As an IT services firm, we naturally feel a personal responsibility to advocate the importance of secure passwords. Our IT Tip of the Month in February focused on easy to use and access Password Protection applications. (Feel free to review that article here.) This month presents us with yet another opportunity to touch on the subject with the approach of National Password Day on May 5th.
Passwords are close to the Guidant heart for several reasons. One, our work centers on efficiency, and the most efficient security system you can put in place to secure your valuable information is a good password. It’s free, simple, and takes little to no time to implement.
Two, we like a job well done. When our clients have strong password practices it makes our jobs easier, which in turn makes our client’s technology experience better. We can deliver better service when our clients meet us halfway.
Three, we know from several personal experiences the financial, emotional, and organizational stress a cyber attack puts on both the individual who has been hacked and the business as a whole. It’s a helpless feeling of violation that no one expects to experience, but so many of us do.
The purpose of National Password Day is to help bring awareness to simple and easy best practices you can implement to protect yourself, your business and your future. Sponsored by Microsoft, the National Cyber Security Counsel, Dell, and several other leaders in technology, the day even has its own website promoting good practices, humorous but relevant videos and illustrations, and even a password strength-tester.
Here are four simple best practices suggested by National Password Day partners that you can implement right now to improve your overall password protection. You can read more about these and watch a demonstration on the National Password Day website.
1) Add words: Refrain from using single-word passwords. Adding words adds complexity.
Don’t do this: baseball
Do this: ilovebaseball
2) Use Random Capitals: Don’t be predictable in your capitals game, i.e. don’t just capitalize the first letter of your password. Add random capitalization to improve difficulty.
Don’t do this: Ilovebaseball

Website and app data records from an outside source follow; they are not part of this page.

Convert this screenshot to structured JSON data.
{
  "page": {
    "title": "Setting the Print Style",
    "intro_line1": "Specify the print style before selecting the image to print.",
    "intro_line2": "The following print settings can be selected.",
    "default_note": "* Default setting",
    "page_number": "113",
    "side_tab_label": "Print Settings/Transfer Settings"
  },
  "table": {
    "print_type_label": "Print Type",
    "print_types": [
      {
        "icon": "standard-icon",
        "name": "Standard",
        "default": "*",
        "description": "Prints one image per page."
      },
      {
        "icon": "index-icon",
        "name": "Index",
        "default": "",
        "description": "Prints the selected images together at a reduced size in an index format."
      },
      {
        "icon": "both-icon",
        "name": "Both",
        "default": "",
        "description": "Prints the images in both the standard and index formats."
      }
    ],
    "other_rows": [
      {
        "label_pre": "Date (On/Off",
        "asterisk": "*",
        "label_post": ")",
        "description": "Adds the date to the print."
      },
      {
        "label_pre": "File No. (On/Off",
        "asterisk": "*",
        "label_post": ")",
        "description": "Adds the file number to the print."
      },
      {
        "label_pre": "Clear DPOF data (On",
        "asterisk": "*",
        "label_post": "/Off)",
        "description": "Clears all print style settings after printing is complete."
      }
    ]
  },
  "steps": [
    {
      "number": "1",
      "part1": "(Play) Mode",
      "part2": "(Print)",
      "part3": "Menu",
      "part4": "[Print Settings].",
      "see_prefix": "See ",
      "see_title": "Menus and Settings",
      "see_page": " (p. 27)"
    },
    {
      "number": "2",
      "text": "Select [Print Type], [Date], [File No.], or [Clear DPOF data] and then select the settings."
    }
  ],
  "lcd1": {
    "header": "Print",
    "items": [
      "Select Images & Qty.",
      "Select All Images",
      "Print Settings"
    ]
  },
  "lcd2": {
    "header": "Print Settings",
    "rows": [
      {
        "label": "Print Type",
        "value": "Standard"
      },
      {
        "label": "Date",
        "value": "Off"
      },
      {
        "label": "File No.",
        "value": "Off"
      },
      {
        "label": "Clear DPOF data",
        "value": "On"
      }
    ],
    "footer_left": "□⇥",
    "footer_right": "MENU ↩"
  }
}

Do this: iLovebaseBall
3) Use numbers to replace letters: Don’t just tag numbers at the end of your password. Implement them throughout. Try replacing E with 3, or S with 5. You can get fairly creative here.
Don’t do this: baseball
Do this: iLov3bas3ba11
4) Replace common words with synonyms: Try replacing words you use often with words that are less frequent. Instead of saying “Dog” try “Fido” or replace a person’s name with their middle name.
Don’t do this: ilovebaseball
Do this: iH3artbas3ba11
With all this tips implemented, instead of “baseball” (which is practically begging to be hacked) we have “iH3artbas3Ba11”.
Getting too complicated? Good. That’s exactly what we want. And if you are saying to yourself, “How will I ever remember that?” then its time to review our article on Password Keeper Applications, which can not only help you remember your passwords, but can also help you generate them.
Don’t let May 5th slip by without implementing at least a few of these very simple best practices. Unfortunately, as much as we want to pretend cyber attacks will never happen to us, each new day is proving us wrong. Keep yourself from being a case study for the FBI and protect yourself with efficient and effective improvements to your password practices.